A loogie is a fair comparison. The oyster is a congealed slip of goo that gives way under tongue pressure. Chewing with my teeth feels like overkill. There is no meaty texture, just globs of dense and soft slime.

But the taste is of fresh, clean, brisk, and bracing saltwater.

I remember my audience.

“Well, you didn’t visibly gag, so good for you,” Rosie quips. “And good for you for going raw and not drowning it in sauces!”

I feel a warm rush of pride. I didn’t know that eating a raw or naked oyster is like drinking coffee black or taking a straight shot of whiskey.

The oyster is gone so fast that it leaves me wanting more.

There are four oysters remaining. And there are two sauces to try, and wine to drink after. Tastes and experiences to examine and notes to compare with her. I’ve made it through this mini-gauntlet. I hadn’t needed to tightrope walk and second guess myself the way I had. We’re just having fun. I feel like saying what the city attorney said—thank God for drinks and bars.

The next day, there are more interviews. After, I drive her to the airport. We’re so comfortable and chatty at that point that the trip to Boston goes by too quickly. It is the fastest drive to Logan I’ve ever experienced. She’s on with her life, and I’m on with mine. As she walks away from my car with her gear bag, I watch her go and think a rare thought for me: things aren’t so bad, things aren’t so bad.


Tom Z. Spencer is an author, filmmaker, and award-winning playwright.
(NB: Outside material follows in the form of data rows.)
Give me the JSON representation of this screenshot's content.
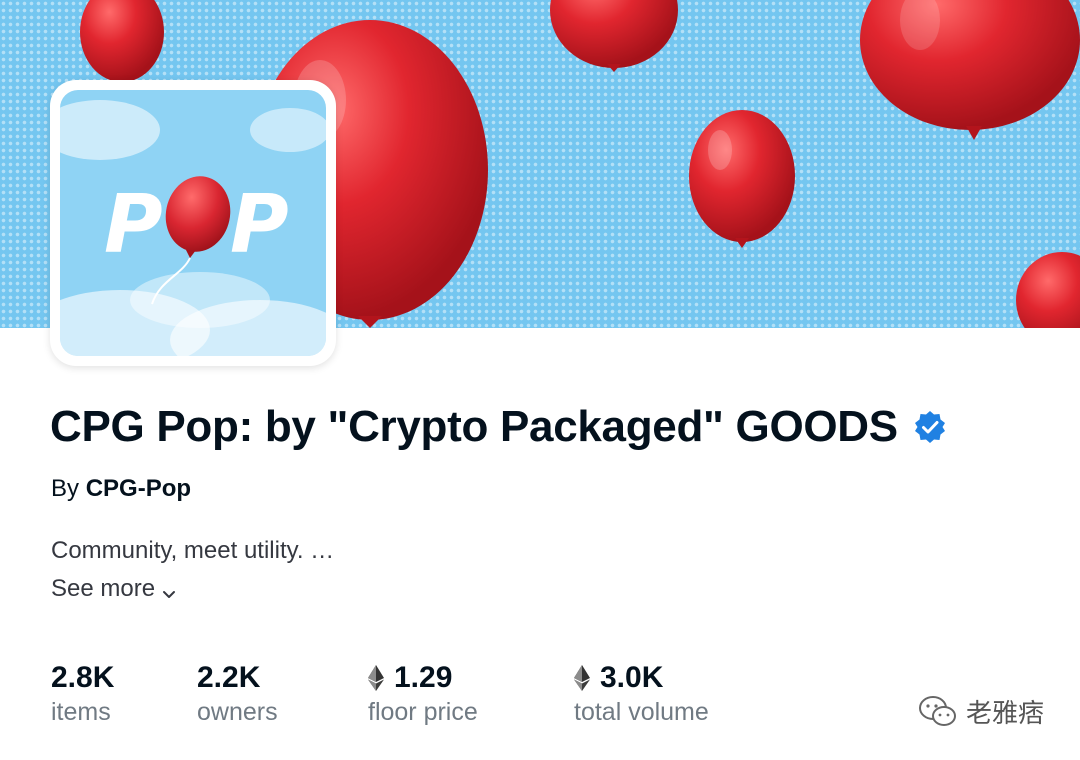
{
  "collection": {
    "title": "CPG Pop: by \"Crypto Packaged\" GOODS",
    "by_prefix": "By",
    "creator": "CPG-Pop",
    "description": "Community, meet utility. …",
    "see_more": "See more",
    "avatar_text": "POP",
    "verified_icon": "verified-badge-icon"
  },
  "stats": [
    {
      "value": "2.8K",
      "label": "items",
      "eth": false
    },
    {
      "value": "2.2K",
      "label": "owners",
      "eth": false
    },
    {
      "value": "1.29",
      "label": "floor price",
      "eth": true
    },
    {
      "value": "3.0K",
      "label": "total volume",
      "eth": true
    }
  ],
  "watermark": {
    "text": "老雅痞"
  },
  "colors": {
    "banner_blue": "#74c6f0",
    "balloon_red": "#e1262f",
    "verified_blue": "#2081e2",
    "text_dark": "#04111d",
    "text_gray": "#707a83"
  }
}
He has been published in Offscreen, and his short film The Bamboo Raft is available on YouTube.